The involvement of thaumatin-like proteins in plant food cross-reactivity: a multicenter study using a specific protein microarray

PLoS One. 2012;7(9):e44088. doi: 10.1371/journal.pone.0044088. Epub 2012 Sep 7.


Cross-reactivity of plant foods is an important phenomenon in allergy, with geographical variations with respect to the number and prevalence of the allergens involved in this process, whose complexity requires detailed studies. We have addressed the role of thaumatin-like proteins (TLPs) in cross-reactivity between fruit and pollen allergies. A representative panel of 16 purified TLPs was printed onto an allergen microarray. The proteins selected belonged to the sources most frequently associated with peach allergy in representative regions of Spain. Sera from two groups of well characterized patients, one with allergy to Rosaceae fruit (FAG) and another against pollens but tolerant to food-plant allergens (PAG), were obtained from seven geographical areas with different environmental pollen profiles. Cross-reactivity between members of this family was demonstrated by inhibition assays. Only 6 out of 16 purified TLPs showed noticeable allergenic activity in the studied populations. Pru p 2.0201, the peach TLP (41%), chestnut TLP (24%) and plane pollen TLP (22%) proved to be allergens of probable relevance to fruit allergy, being mainly associated with pollen sensitization, and strongly linked to specific geographical areas such as Barcelona, Bilbao, the Canary Islands and Madrid. The patients exhibited >50% positive response to Pru p 2.0201 and to chestnut TLP in these specific areas. Therefore, their recognition patterns were associated with the geographical area, suggesting a role for pollen in the sensitization of these allergens. Finally, the co-sensitizations of patients considering pairs of TLP allergens were analyzed by using the co-sensitization graph associated with an allergen microarray immunoassay. Our data indicate that TLPs are significant allergens in plant food allergy and should be considered when diagnosing and treating pollen-food allergy.

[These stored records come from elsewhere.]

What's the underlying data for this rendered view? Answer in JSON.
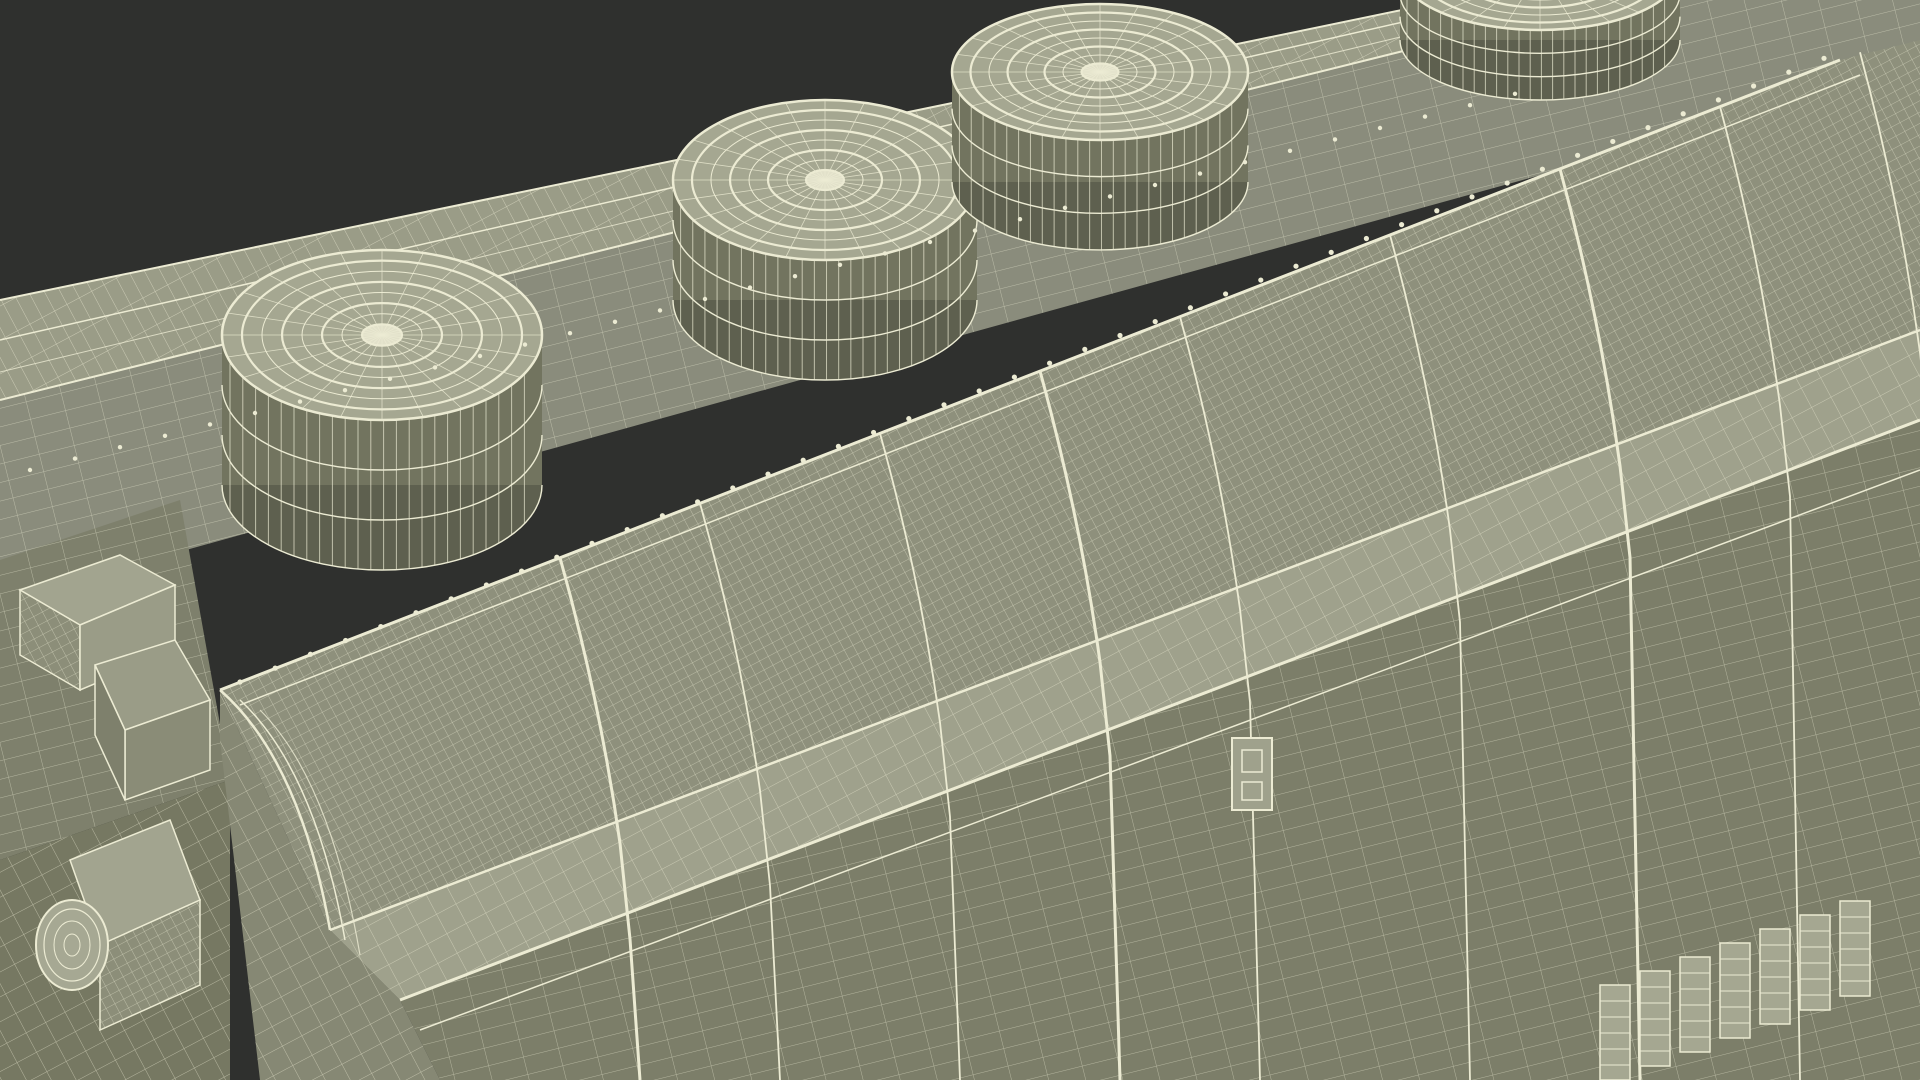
{
  "scene": {
    "subject": "wireframe-locomotive-roof",
    "palette": {
      "background": "#2f302e",
      "surface": "#8a8c7c",
      "surface_dark": "#72745f",
      "surface_light": "#a5a791",
      "wire": "#ecebd3",
      "wire_dim": "#cfcdb4",
      "shadow": "#5e604f"
    },
    "fans": [
      {
        "name": "fan-left"
      },
      {
        "name": "fan-middle"
      },
      {
        "name": "fan-right"
      },
      {
        "name": "fan-far-right"
      }
    ]
  }
}
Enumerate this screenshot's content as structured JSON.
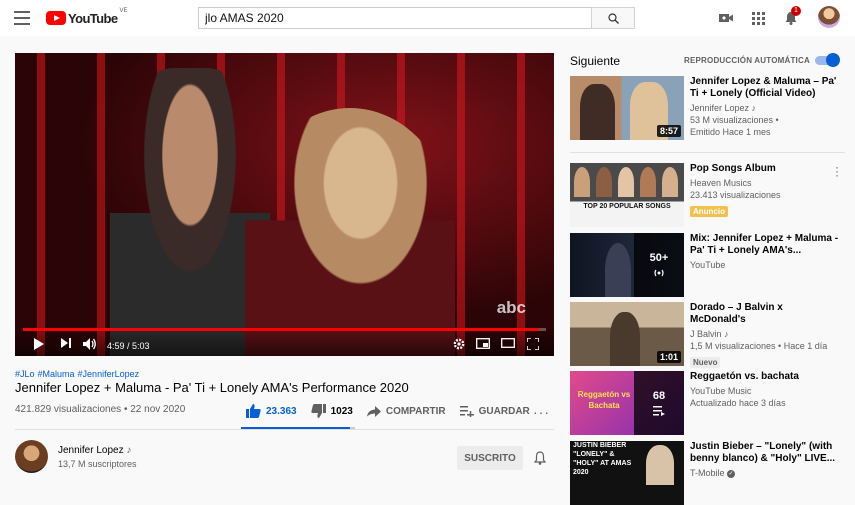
{
  "topbar": {
    "logo_text": "YouTube",
    "country_code": "VE",
    "search_value": "jlo AMAS 2020",
    "notifications_count": "1"
  },
  "player": {
    "watermark": "abc",
    "time_current": "4:59",
    "time_sep": " / ",
    "time_total": "5:03",
    "progress": 0.987
  },
  "video": {
    "hashtags": [
      "#JLo",
      "#Maluma",
      "#JenniferLopez"
    ],
    "title": "Jennifer Lopez + Maluma - Pa' Ti + Lonely AMA's Performance 2020",
    "views": "421.829 visualizaciones",
    "meta_sep": " • ",
    "date": "22 nov 2020",
    "likes": "23.363",
    "dislikes": "1023",
    "share_label": "COMPARTIR",
    "save_label": "GUARDAR",
    "like_ratio": 0.958
  },
  "channel": {
    "name": "Jennifer Lopez",
    "subscribers": "13,7 M suscriptores",
    "subscribe_label": "SUSCRITO"
  },
  "sidebar": {
    "heading": "Siguiente",
    "autoplay_label": "REPRODUCCIÓN AUTOMÁTICA",
    "autoplay_on": true,
    "items": [
      {
        "title": "Jennifer Lopez & Maluma – Pa' Ti + Lonely (Official Video)",
        "channel": "Jennifer Lopez ♪",
        "views": "53 M visualizaciones •",
        "extra": "Emitido Hace 1 mes",
        "duration": "8:57"
      },
      {
        "title": "Pop Songs Album",
        "channel": "Heaven Musics",
        "views": "23.413 visualizaciones",
        "badge": "Anuncio",
        "thumb_text": "TOP 20 POPULAR SONGS"
      },
      {
        "title": "Mix: Jennifer Lopez + Maluma - Pa' Ti + Lonely AMA's...",
        "channel": "YouTube",
        "overlay_count": "50+"
      },
      {
        "title": "Dorado – J Balvin x McDonald's",
        "channel": "J Balvin ♪",
        "views": "1,5 M visualizaciones • Hace 1 día",
        "badge": "Nuevo",
        "duration": "1:01"
      },
      {
        "title": "Reggaetón vs. bachata",
        "channel": "YouTube Music",
        "views": "Actualizado hace 3 días",
        "overlay_count": "68",
        "thumb_text": "Reggaetón vs Bachata"
      },
      {
        "title": "Justin Bieber – \"Lonely\" (with benny blanco) & \"Holy\" LIVE...",
        "channel": "T-Mobile",
        "thumb_text": "JUSTIN BIEBER \"LONELY\" & \"HOLY\" AT AMAS 2020"
      }
    ]
  }
}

Publication types

  • Multicenter Study
  • Research Support, Non-U.S. Gov't

MeSH terms

  • Adolescent
  • Adult
  • Child
  • Cross Reactions / immunology*
  • Female
  • Food / adverse effects
  • Food Hypersensitivity / blood
  • Food Hypersensitivity / immunology*
  • Fruit / immunology
  • Geography
  • Humans
  • Immunization
  • Immunoassay
  • Immunoglobulin E / immunology
  • Male
  • Middle Aged
  • Molecular Weight
  • Plant Proteins / immunology*
  • Plant Proteins / isolation & purification
  • Pollen / immunology
  • Protein Array Analysis*
  • Spain
  • Young Adult


  • Plant Proteins
  • Immunoglobulin E
  • thaumatin protein, plant

Grant support

Ministerio de Ciencia e Innovación (project BIO2009-07050) and FIS-Thematic Networks and Co-operative Research Centers: RIRAAF (RD07/0064). C. Gómez Casado and L. Tordesillas were supported by training grants from the Spanish Government (FPI and FPU programmes, MEC, respectively). J. Aguirre was supported by the Ministerio de Ciencia e Innovación (project FIS2011-27569) and Comunidad de Madrid, R&D Programme of Activities, grant MODELICO-CM S2009ESP-1691. The funders had no role in the study design, data collection or analysis, the decision to publish, or the preparation of the manuscript.